A Gentleman Never Keeps Score by Cat Sebastian (Seducing the Sedgwicks #2)
Released: July 10, 2018
Reviewed by Mandi
I don’t think I’ve ever read Cat Sebastian and shame on me! I really enjoyed her voice in this one – she gives us two characters that will make you smile and warm your heart.
Hartley Sedgwick took London drawing rooms by storm with his good looks and easy charm. But when his godfather dies, and Hartley inherits his house, the godfather’s son, who was overlooked in the inheritance, starts to release salacious gossip about Hartley – that he admires men, not women. There is 100% truth in this gossip, but thankfully the son doesn’t have definite proof that would criminally prosecute Hartley. Instead, Hartley is shunned from society. He refuses to give up his house, and becomes a recluse. No matter how much his brothers try to get him out, he stews in misery as he watches his staff leave.
Sam Fox owns the Bell, a popular pub. A former boxer, Sam decided to leave the sport when he almost killed a man, and then his protegé died in the ring. Sam is black and follows every single rule as to not draw attention to himself. He knows being black makes him a target and he doesn’t want to give those with authority any reason to look at him. When his good friend Kate comes to him, upset that a nude portrait painted of her years ago, is making her nervous that it may one day expose her, he wants to help. Kate and his brother are fond of each other, but she is embarrassed that she posed nude when she was desperate for money years ago. Sam tracks this painting down to Hartley’s godfather, which is how Sam is found lurking outside of Hartley’s house late one night.
Hartley also was painted nude by the same artist – and he still suffers from the trauma of it all in present day. Used and abused as a young man, he can’t stand anyone to touch him. When Sam is lurking outside his house, his first instinct is fear. Sam is big and unknown to him. But Sam soon soothes him and Hartley realizes this man is not a threat. The two of them decide to work together to track down the paintings, and slowly Hartely starts to trust Sam and a romance develops.
I loved Hartley and Sam so much. Hartley’s spirit is broken since gossip broke that he likes men. He doesn’t necessarily deny it – he acts more feminine and it’s just always kind of been known that he wouldn’t chase after women. But he is lonely – and with his trauma of being touched and made to pose nude years ago, it makes it a difficult existence for him. Sam comes into his life in a random moment, and changes his life forever. Sam is the kindest most adorable romance hero!! He a is solid, strong man who also fights his past demons with guilt over what happened in the boxing ring. In present day, it’s exhaustion from having to live his life extremely proper as to not draw police attention to the black man in town.

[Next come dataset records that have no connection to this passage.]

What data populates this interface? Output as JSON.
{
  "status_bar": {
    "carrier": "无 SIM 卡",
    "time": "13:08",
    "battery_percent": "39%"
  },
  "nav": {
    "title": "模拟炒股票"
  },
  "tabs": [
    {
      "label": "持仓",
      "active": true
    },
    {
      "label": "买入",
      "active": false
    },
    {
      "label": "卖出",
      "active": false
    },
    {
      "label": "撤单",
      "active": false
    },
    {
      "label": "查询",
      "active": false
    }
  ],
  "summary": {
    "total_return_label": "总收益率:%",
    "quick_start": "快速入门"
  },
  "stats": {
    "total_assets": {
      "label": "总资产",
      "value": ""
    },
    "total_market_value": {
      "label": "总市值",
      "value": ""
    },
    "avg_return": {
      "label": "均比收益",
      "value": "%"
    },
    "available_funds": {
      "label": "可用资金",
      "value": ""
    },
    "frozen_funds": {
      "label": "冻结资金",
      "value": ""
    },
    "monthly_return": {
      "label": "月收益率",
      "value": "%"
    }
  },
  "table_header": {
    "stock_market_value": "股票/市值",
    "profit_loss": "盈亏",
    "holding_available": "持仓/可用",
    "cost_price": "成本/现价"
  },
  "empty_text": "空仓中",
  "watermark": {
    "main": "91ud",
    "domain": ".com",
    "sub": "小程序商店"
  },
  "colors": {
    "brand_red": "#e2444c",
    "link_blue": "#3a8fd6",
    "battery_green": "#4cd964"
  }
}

Sam has a brother and his best friend Kate, and together the three of them have a lovely friendship/family. And what I really liked is that throughout the book, Hartley slowly makes his own family as well. His staff left him once the gossip broke – so he had hired a ruffian kid named Alf, who becomes his valet. And then Alf finds a young pregnant society lady who was kicked out of her house, to be the cook. These two, along with Hartley and Sam, become their own little family and it’s so cute and heart-warming.

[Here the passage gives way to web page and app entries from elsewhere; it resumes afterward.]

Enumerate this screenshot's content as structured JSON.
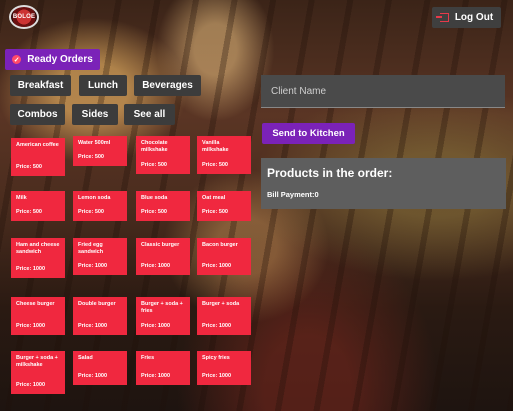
{
  "header": {
    "logo_text": "BOLOE",
    "logout_label": "Log Out"
  },
  "nav": {
    "ready_orders_label": "Ready Orders",
    "categories": [
      "Breakfast",
      "Lunch",
      "Beverages",
      "Combos",
      "Sides",
      "See all"
    ]
  },
  "products": [
    {
      "name": "American coffee",
      "price": "Price: 500"
    },
    {
      "name": "Water 500ml",
      "price": "Price: 500"
    },
    {
      "name": "Chocolate milkshake",
      "price": "Price: 500"
    },
    {
      "name": "Vanilla milkshake",
      "price": "Price: 500"
    },
    {
      "name": "Milk",
      "price": "Price: 500"
    },
    {
      "name": "Lemon soda",
      "price": "Price: 500"
    },
    {
      "name": "Blue soda",
      "price": "Price: 500"
    },
    {
      "name": "Oat meal",
      "price": "Price: 500"
    },
    {
      "name": "Ham and cheese sandwich",
      "price": "Price: 1000"
    },
    {
      "name": "Fried egg sandwich",
      "price": "Price: 1000"
    },
    {
      "name": "Classic burger",
      "price": "Price: 1000"
    },
    {
      "name": "Bacon burger",
      "price": "Price: 1000"
    },
    {
      "name": "Cheese burger",
      "price": "Price: 1000"
    },
    {
      "name": "Double burger",
      "price": "Price: 1000"
    },
    {
      "name": "Burger + soda + fries",
      "price": "Price: 1000"
    },
    {
      "name": "Burger + soda",
      "price": "Price: 1000"
    },
    {
      "name": "Burger + soda + milkshake",
      "price": "Price: 1000"
    },
    {
      "name": "Salad",
      "price": "Price: 1000"
    },
    {
      "name": "Fries",
      "price": "Price: 1000"
    },
    {
      "name": "Spicy fries",
      "price": "Price: 1000"
    }
  ],
  "order": {
    "client_placeholder": "Client Name",
    "send_label": "Send to Kitchen",
    "title": "Products in the order:",
    "bill": "Bill Payment:0"
  },
  "colors": {
    "accent_purple": "#7b22b8",
    "product_red": "#f0283f",
    "button_gray": "#3c3c3c"
  }
}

The romance between Sam and Hartley starts out slowly, as Hartley can’t be touched. And Sam is so patient and kind, and willing to put Hartley’s needs first – and he listens to Hartley, so he is sure to not overstep his bounds. I loved them together. And let me not forget to mention the scene where Sam caresses Hartley’s gloves at the pub. It’s a longer scene but I’ll give you a tiny taste….

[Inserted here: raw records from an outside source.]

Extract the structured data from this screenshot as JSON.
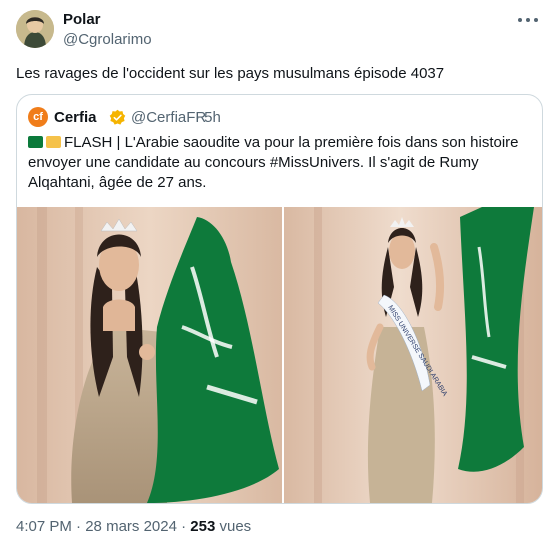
{
  "author": {
    "name": "Polar",
    "handle": "@Cgrolarimo"
  },
  "tweet": {
    "text": "Les ravages de l'occident sur les pays musulmans épisode 4037"
  },
  "quoted": {
    "avatar_letter": "cf",
    "name": "Cerfia",
    "handle": "@CerfiaFR",
    "time": "· 5h",
    "text": "FLASH | L'Arabie saoudite va pour la première fois dans son histoire envoyer une candidate au concours #MissUnivers. Il s'agit de Rumy Alqahtani, âgée de 27 ans.",
    "sash_text": "MISS UNIVERSE SAUDI ARABIA"
  },
  "meta": {
    "time": "4:07 PM",
    "date": "28 mars 2024",
    "sep": "·",
    "views": "253",
    "views_label": "vues"
  },
  "colors": {
    "flag_green": "#0e7a3b",
    "verified": "#f5b400",
    "muted": "#536471"
  }
}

Sam out to put the glove down, pour some beers, get back to his damned job. Instead he turned it over on the table, gave it one final caress, and when he handed it back to Hartley, let his fingers graze over the the other man’s palm.
His breath hitched, and from the other man’s stillness, he thought Hartley wasn’t breathing either.
A heartwarming story of friendship and love.
I’ve enjoyed other books by Cat Sebastian; I’m eager to read this one now. Thanks, Mandi, for the review.